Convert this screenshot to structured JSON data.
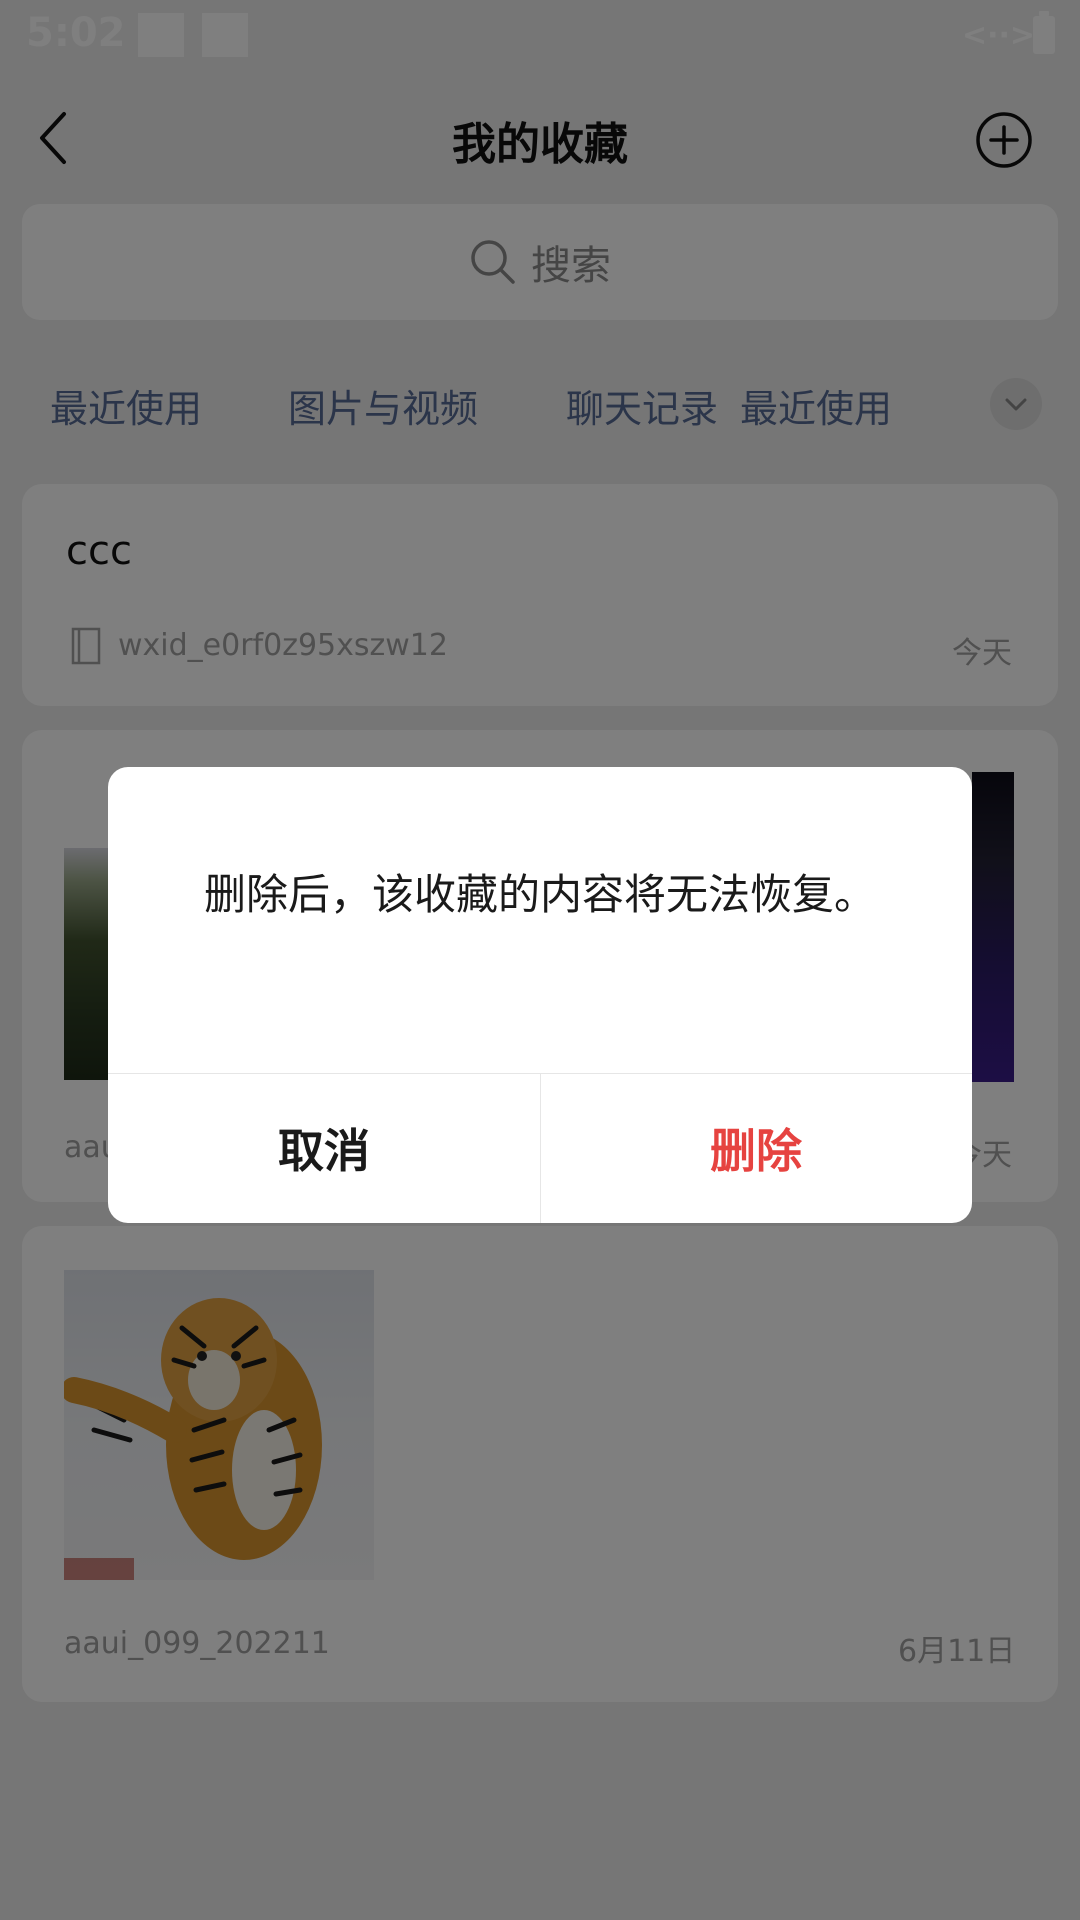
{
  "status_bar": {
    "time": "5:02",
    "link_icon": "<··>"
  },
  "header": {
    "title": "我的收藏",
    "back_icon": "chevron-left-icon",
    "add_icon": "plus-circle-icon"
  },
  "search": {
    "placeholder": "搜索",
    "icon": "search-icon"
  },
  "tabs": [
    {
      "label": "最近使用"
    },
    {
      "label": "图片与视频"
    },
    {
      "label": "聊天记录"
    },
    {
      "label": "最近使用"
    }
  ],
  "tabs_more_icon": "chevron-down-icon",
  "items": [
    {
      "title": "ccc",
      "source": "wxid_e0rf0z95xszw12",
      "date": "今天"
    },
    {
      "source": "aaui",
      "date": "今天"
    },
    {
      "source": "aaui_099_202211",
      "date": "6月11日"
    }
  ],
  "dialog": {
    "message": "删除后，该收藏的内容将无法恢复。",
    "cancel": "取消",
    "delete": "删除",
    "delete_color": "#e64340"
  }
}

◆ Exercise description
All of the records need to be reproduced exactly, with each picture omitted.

◆ Solved problem
Convert this screenshot to structured JSON data.
{
  "status_bar": {
    "time": "5:02",
    "link_icon": "<··>"
  },
  "header": {
    "title": "我的收藏",
    "back_icon": "chevron-left-icon",
    "add_icon": "plus-circle-icon"
  },
  "search": {
    "placeholder": "搜索",
    "icon": "search-icon"
  },
  "tabs": [
    {
      "label": "最近使用"
    },
    {
      "label": "图片与视频"
    },
    {
      "label": "聊天记录"
    },
    {
      "label": "最近使用"
    }
  ],
  "tabs_more_icon": "chevron-down-icon",
  "items": [
    {
      "title": "ccc",
      "source": "wxid_e0rf0z95xszw12",
      "date": "今天"
    },
    {
      "source": "aaui",
      "date": "今天"
    },
    {
      "source": "aaui_099_202211",
      "date": "6月11日"
    }
  ],
  "dialog": {
    "message": "删除后，该收藏的内容将无法恢复。",
    "cancel": "取消",
    "delete": "删除",
    "delete_color": "#e64340"
  }
}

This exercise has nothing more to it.